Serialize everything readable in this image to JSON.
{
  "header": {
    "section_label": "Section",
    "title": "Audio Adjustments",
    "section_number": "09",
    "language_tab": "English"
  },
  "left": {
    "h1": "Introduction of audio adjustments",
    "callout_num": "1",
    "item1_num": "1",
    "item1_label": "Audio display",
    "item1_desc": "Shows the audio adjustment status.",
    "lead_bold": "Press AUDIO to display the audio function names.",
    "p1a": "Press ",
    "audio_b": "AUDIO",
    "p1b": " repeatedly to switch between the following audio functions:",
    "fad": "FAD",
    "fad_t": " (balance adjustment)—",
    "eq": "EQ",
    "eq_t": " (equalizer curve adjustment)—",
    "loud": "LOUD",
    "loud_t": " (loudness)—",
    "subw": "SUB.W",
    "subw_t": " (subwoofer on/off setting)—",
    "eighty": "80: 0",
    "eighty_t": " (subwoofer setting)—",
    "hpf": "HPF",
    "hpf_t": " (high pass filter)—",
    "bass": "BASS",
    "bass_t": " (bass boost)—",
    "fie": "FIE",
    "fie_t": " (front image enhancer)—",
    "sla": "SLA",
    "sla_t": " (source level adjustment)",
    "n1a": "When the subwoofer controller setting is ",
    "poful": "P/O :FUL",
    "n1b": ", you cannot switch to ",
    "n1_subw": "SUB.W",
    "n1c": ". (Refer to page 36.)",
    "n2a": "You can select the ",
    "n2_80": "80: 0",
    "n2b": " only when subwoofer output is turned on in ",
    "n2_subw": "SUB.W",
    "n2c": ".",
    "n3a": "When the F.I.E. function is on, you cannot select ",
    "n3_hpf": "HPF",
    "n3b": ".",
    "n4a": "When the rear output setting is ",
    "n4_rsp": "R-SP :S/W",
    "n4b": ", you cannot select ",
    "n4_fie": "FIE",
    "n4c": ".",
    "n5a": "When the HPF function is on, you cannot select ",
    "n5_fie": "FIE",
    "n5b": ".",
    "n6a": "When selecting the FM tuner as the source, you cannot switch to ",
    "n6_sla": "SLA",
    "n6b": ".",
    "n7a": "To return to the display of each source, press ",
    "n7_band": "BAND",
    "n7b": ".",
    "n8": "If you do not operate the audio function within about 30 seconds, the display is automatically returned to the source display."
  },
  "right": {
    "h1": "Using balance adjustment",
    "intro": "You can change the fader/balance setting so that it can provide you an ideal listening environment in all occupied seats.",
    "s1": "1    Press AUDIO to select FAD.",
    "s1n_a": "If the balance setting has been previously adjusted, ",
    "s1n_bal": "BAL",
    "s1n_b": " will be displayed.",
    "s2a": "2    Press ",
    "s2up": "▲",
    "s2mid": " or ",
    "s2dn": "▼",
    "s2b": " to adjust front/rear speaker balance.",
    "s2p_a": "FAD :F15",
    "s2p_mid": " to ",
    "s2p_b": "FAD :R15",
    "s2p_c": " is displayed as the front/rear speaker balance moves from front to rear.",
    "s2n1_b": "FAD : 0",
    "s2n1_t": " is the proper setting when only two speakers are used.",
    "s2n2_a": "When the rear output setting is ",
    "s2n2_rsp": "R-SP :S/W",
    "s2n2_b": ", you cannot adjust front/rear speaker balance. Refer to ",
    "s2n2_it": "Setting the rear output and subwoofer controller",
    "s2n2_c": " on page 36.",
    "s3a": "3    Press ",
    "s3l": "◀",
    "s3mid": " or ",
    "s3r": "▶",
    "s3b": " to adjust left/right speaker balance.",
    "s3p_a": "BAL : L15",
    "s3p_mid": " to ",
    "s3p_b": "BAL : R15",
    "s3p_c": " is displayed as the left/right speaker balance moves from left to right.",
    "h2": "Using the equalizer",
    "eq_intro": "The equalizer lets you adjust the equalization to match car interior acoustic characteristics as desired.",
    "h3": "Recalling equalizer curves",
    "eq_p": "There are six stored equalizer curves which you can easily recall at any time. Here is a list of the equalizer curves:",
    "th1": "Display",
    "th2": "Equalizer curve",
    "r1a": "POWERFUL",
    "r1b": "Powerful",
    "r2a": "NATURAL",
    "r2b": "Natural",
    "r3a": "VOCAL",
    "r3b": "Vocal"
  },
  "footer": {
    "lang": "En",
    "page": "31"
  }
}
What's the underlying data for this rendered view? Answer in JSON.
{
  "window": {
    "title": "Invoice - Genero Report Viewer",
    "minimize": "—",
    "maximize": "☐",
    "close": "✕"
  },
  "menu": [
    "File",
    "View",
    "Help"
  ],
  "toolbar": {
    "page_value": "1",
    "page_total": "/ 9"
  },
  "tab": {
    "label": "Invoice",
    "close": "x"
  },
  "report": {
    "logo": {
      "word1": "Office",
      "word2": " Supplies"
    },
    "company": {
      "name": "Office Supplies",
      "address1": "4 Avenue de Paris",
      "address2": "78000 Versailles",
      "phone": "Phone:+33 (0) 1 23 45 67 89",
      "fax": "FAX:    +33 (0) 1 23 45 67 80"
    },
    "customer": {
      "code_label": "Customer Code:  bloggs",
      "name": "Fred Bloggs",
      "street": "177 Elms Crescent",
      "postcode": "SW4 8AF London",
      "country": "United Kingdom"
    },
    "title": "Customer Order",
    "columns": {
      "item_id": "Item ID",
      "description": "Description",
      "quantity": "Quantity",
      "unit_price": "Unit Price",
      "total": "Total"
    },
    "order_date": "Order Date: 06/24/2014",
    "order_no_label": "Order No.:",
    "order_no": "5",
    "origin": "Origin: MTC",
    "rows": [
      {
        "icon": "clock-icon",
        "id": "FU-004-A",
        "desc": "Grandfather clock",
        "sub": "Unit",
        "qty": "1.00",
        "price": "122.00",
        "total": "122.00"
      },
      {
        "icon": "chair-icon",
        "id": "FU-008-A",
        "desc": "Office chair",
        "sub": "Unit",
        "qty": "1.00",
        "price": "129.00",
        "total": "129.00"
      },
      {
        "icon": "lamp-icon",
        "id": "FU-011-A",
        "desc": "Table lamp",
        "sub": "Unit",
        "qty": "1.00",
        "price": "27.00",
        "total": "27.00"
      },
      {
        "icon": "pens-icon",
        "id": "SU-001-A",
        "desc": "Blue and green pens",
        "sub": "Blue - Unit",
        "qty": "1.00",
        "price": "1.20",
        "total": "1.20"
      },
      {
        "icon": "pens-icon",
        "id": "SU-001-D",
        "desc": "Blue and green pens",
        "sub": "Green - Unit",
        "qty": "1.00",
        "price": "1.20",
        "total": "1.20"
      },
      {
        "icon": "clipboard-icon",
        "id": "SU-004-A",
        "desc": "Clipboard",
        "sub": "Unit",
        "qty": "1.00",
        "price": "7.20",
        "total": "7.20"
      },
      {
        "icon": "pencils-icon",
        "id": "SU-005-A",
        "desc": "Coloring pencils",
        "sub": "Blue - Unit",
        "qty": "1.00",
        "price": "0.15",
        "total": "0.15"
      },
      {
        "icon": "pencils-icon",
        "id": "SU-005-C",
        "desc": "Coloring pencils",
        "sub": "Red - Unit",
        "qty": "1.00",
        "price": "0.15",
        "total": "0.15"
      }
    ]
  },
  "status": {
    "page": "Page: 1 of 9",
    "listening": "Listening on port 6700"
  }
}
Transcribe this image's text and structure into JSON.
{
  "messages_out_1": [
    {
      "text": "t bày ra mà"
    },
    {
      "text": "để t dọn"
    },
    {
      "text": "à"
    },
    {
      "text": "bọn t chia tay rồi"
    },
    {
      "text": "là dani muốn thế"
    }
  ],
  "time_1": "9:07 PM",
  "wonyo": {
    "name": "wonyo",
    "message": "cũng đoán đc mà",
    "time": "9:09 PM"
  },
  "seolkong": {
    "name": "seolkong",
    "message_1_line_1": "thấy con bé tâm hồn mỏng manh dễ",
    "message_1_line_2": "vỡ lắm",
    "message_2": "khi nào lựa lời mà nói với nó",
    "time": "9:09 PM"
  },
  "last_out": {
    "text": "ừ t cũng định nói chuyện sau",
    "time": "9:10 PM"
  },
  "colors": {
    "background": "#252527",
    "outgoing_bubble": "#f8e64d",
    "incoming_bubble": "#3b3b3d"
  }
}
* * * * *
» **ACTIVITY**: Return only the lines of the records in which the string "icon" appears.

» **FINAL ANSWER**:
        "icon": "clock-icon",
        "icon": "chair-icon",
        "icon": "lamp-icon",
        "icon": "pens-icon",
        "icon": "pens-icon",
        "icon": "clipboard-icon",
        "icon": "pencils-icon",
        "icon": "pencils-icon",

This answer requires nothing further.